The building splurge has piled up oodles of debt: opposition MPs say $6 billion-8 billion are owed to China alone, though details are murky. The government prefers perky economic statistics. Unemployment is low and GDP is rising fast enough for Sri Lanka next year to rank as a mid-range middle-income country with national income per person of around $4,000. Tourism blossoms and inflation has been in single digits for 52 months, exults Basil Rajapaksa, the presidential brother running the economy (doing himself down; it is actually 69 months and counting). He is “very confident” about the future. Parliament this week passed a budget crammed with goodies for voters. To the suggestion that this was brazen populism, he chortles that “all our budgets are pre-election ones”. The local World Bank office is perhaps even more gung-ho about Sri Lanka’s starry economic future.
Nor is Mr Rajapaksa shy of using the benefits of incumbency, deploying arms of government at will. A car-park in Hambantota, in the south, is crammed with hundreds of red motorbikes, pre-election gifts for local officials, a pattern repeated countrywide. In Tamil areas security men intimidate politicians and activists. Even in Colombo, the biggest city, opposition figures say they suspect spies jam their mobile phones. They are denied public spaces for rallies. Most of the press fawns on Mr Rajapaksa; television shows involving opposition figures go mysteriously off air. Both the courts and electoral commission are widely seen as partisan.
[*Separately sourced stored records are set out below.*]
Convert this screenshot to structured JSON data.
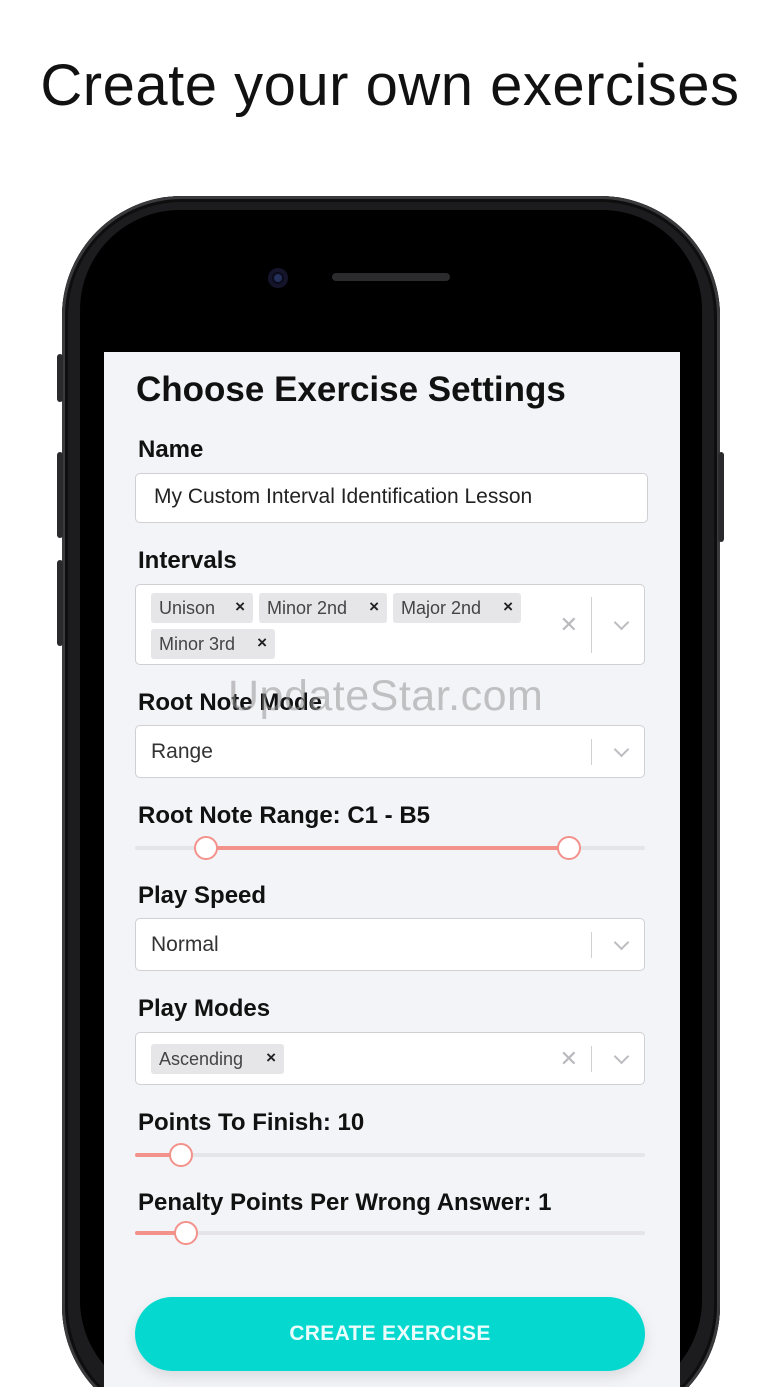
{
  "headline": "Create your own exercises",
  "form": {
    "title": "Choose Exercise Settings",
    "name": {
      "label": "Name",
      "value": "My Custom Interval Identification Lesson"
    },
    "intervals": {
      "label": "Intervals",
      "chips": [
        "Unison",
        "Minor 2nd",
        "Major 2nd",
        "Minor 3rd"
      ]
    },
    "root_note_mode": {
      "label": "Root Note Mode",
      "value": "Range"
    },
    "root_note_range": {
      "label": "Root Note Range: C1 - B5",
      "low_fraction": 0.14,
      "high_fraction": 0.85
    },
    "play_speed": {
      "label": "Play Speed",
      "value": "Normal"
    },
    "play_modes": {
      "label": "Play Modes",
      "chips": [
        "Ascending"
      ]
    },
    "points_to_finish": {
      "label": "Points To Finish: 10",
      "fraction": 0.09
    },
    "penalty_points": {
      "label": "Penalty Points Per Wrong Answer: 1",
      "fraction": 0.1
    },
    "create_button": "CREATE EXERCISE"
  },
  "icons": {
    "remove": "×",
    "clear": "✕"
  },
  "colors": {
    "accent": "#05d9cf",
    "slider": "#f3918b"
  },
  "watermark": "UpdateStar.com"
}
All that had pointed to an easy victory for Mr Rajapaksa. Yet those magic charms are suddenly malfunctioning. The various opposition parties have, surprisingly, come up with a credible joint candidate. Maithripala Sirisena, a minister until last week and leading light in the ruling Sri Lanka Freedom Party (SLFP), defected on November 21st with a few supporters. Ordinary Sinhalese like him, because he seems more one of them than does Mr Rajapaksa. His promise to abolish the over-strong presidency in 100 days appeals to those who fear decades of dynastic rule by the Rajapaksas. (Older SLFP leaders have long groused about misrule by “one family”.) Mr Sirisena can tap into public resentment of worsening corruption. Businesses often complain that only insiders win official contracts. Sri Lanka fell 14 places this year in the World Bank’s ranking of the ease of doing business.
Third time less lucky
Moreover, the economy is not inevitably a vote-winner. Every voter Banyan met in the south grumbled about living costs, notably about pricey rice and milk. A former two-term president, Chandrika Kumaratunga, back in Colombo to help Mr Sirisena, accuses Mr Rajapaksa of being a “racist” Tamil-hater, and adds that those official inflation figures are “trumped-up”. As for mid-income prosperity, an opposition MP says officials dare not publish a figure from a new survey of household spending showing real incomes, after inflation, up by only 3% since 2006.
Mr Rajapaksa’s popularity is slipping. The SLFP won provincial elections in the southern province of Uva in September less comfortably than expected. At the last presidential poll in 2010, soon after the war, Mr Rajapaksa took 57% of the votes (less if you accept claims of modest rigging), so not a landslide. Assume that Tamils, Muslims and Christians, who are 30% of the electorate, mostly prefer Mr Sirisena, then even a third of the Sinhalese vote could swing it in his favour. The stars still probably favour the president, but horoscopes often disappoint.